▸ **WORK INSTRUCTIONS**
Below are the records; collect from them each line containing the string "data".

========

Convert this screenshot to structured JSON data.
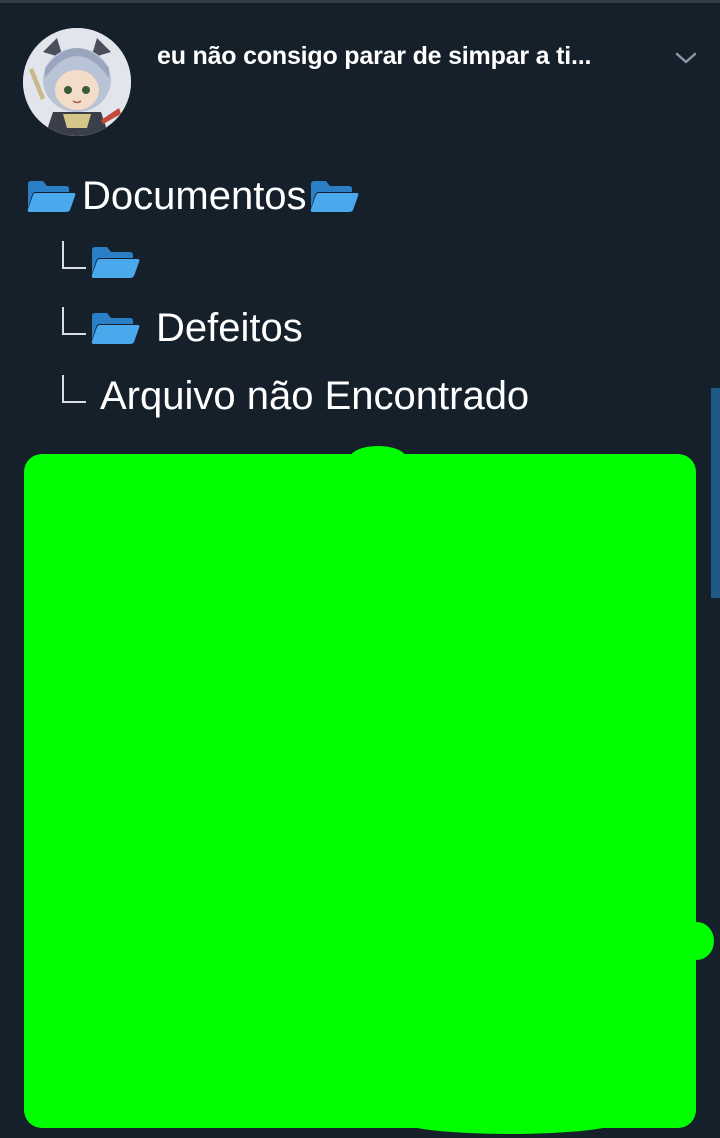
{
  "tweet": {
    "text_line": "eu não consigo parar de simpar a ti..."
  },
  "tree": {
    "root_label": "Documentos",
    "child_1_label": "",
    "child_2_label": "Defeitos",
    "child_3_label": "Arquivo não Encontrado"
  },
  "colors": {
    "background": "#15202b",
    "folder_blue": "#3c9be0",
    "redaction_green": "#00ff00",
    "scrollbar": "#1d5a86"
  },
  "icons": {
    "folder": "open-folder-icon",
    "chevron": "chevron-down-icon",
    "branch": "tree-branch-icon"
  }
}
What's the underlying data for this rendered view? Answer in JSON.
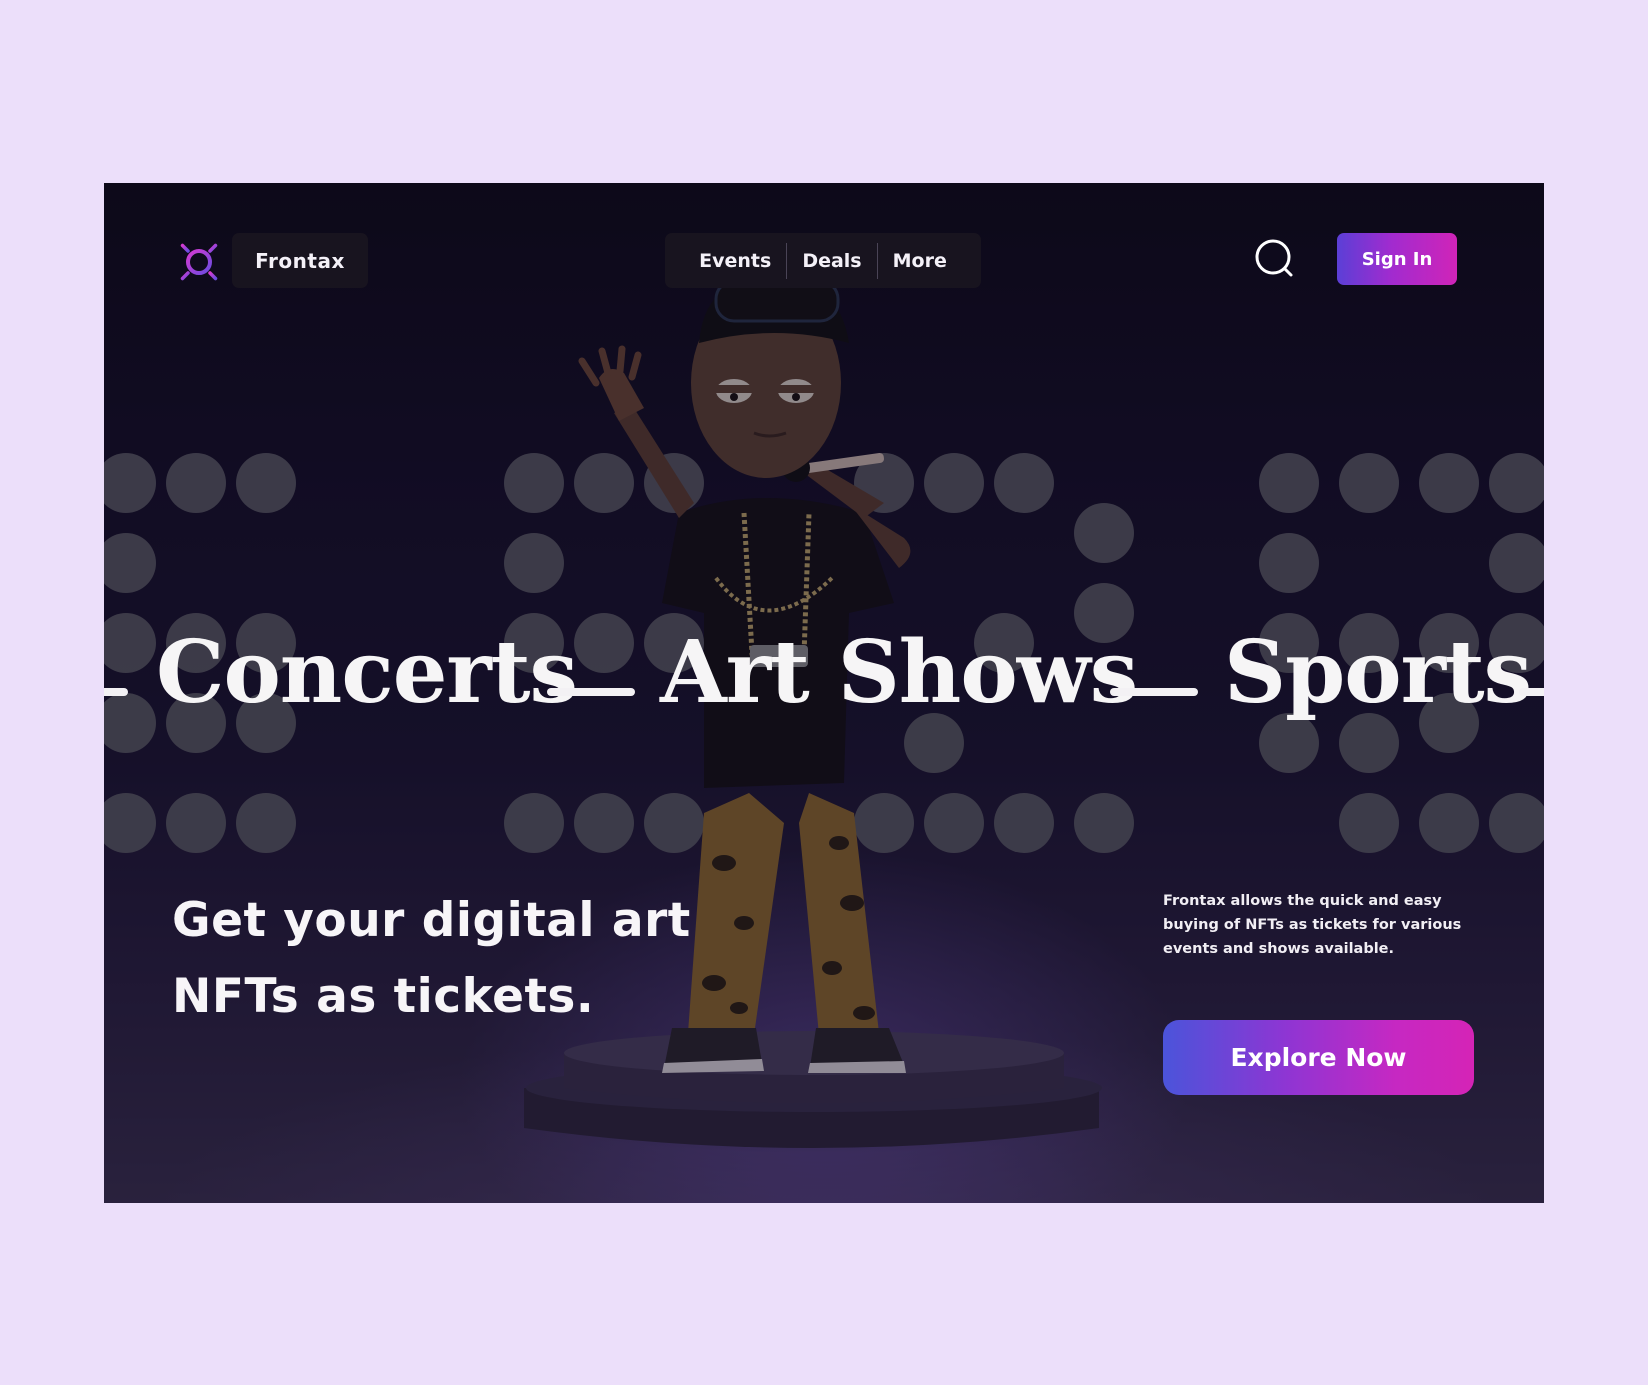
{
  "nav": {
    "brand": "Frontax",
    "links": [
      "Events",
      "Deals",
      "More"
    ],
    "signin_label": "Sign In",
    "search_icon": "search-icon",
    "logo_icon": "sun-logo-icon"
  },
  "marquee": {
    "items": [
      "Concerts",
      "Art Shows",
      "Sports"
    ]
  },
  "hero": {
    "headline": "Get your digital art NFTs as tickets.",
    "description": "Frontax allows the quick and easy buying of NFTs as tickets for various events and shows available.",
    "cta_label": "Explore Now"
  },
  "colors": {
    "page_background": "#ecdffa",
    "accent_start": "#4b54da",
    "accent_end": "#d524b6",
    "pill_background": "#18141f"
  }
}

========

▸ **SOLVED PROBLEM**
Convert this screenshot to structured JSON data.
What's the underlying data for this rendered view? Answer in JSON.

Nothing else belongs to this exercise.